The documentary film, Beats of the Antonov, shot and directed by the Sudanese filmmaker Hajooj Kuka has won the People’s Choice Documentary Award at the 39th International Film Festival of Toronto in Canada.
On Sunday, the final day of the festival, the public in majority voted for the second Sudanese film ever screened at Toronto, to be awarded.
Kuka named his 65-minute documentary Beats of the Antonov as a play on words inspired by the sound of the Russian-made cargo planes that the Sudanese government uses to bomb villages in the Nuba Mountains and Blue Nile State.

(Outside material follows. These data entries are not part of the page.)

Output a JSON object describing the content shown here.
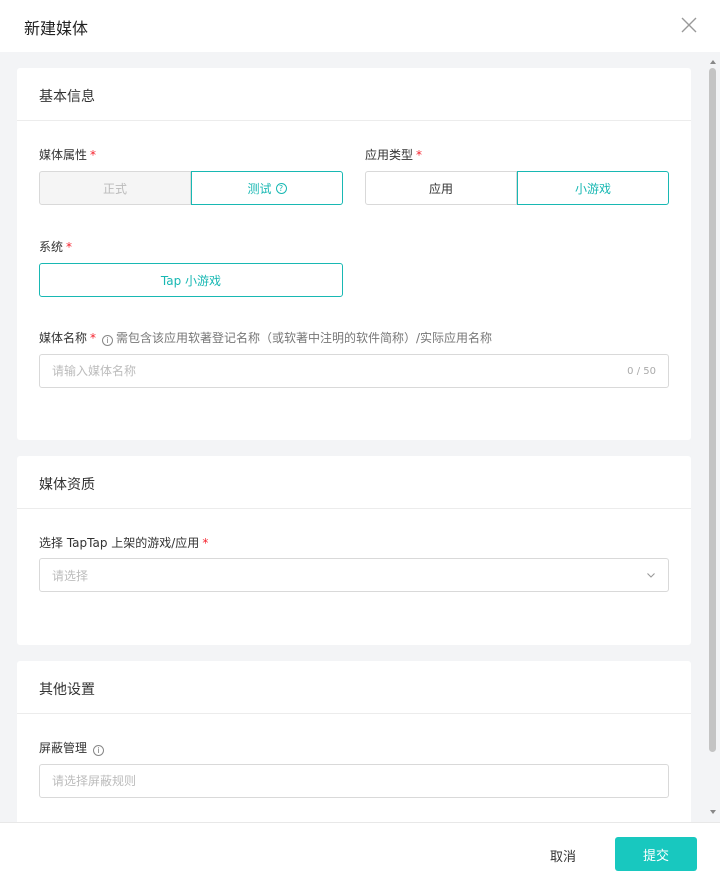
{
  "dialog": {
    "title": "新建媒体",
    "cancel_label": "取消",
    "submit_label": "提交"
  },
  "basic": {
    "heading": "基本信息",
    "attr_label": "媒体属性",
    "attr_options": [
      "正式",
      "测试"
    ],
    "attr_help_icon": "question-circle-icon",
    "app_type_label": "应用类型",
    "app_type_options": [
      "应用",
      "小游戏"
    ],
    "system_label": "系统",
    "system_value": "Tap 小游戏",
    "name_label": "媒体名称",
    "name_hint": "需包含该应用软著登记名称（或软著中注明的软件简称）/实际应用名称",
    "name_placeholder": "请输入媒体名称",
    "name_counter": "0 / 50",
    "required_mark": "*"
  },
  "qualification": {
    "heading": "媒体资质",
    "game_label": "选择 TapTap 上架的游戏/应用",
    "game_placeholder": "请选择"
  },
  "other": {
    "heading": "其他设置",
    "block_label": "屏蔽管理",
    "block_placeholder": "请选择屏蔽规则"
  },
  "colors": {
    "accent": "#18b8b3",
    "submit": "#18c8bf",
    "required": "#f5222d"
  }
}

Before he started the project, Kuka wanted to shoot a documentary about the trials of the people, who are living with constant danger and hunger during the new civil war in the southern part of Sudan. When he finished filming, he found that he had recorded a very different story about how the Nuba people -despite the aerial bombardments- can sing and dance their way out of these desperate times.
“Sudan eventually is going to become this great place, once we allow all these cultures to flourish and start celebrating them. And I really saw it in my film,” he told the press in Toronto after winning the award.
The Sudanese filmmaker hopes to show his film at other international festivals. The language of the film is Arabic, but he is certain that the people’s actions and their emotions in the documentary articulate the narrative. “The people in the film are the best promoters of Beats of the Antonov”.
Photo: Nuba women in South Kordofan (Hajooj Kaku)
For the trailer of the documentary, please click here.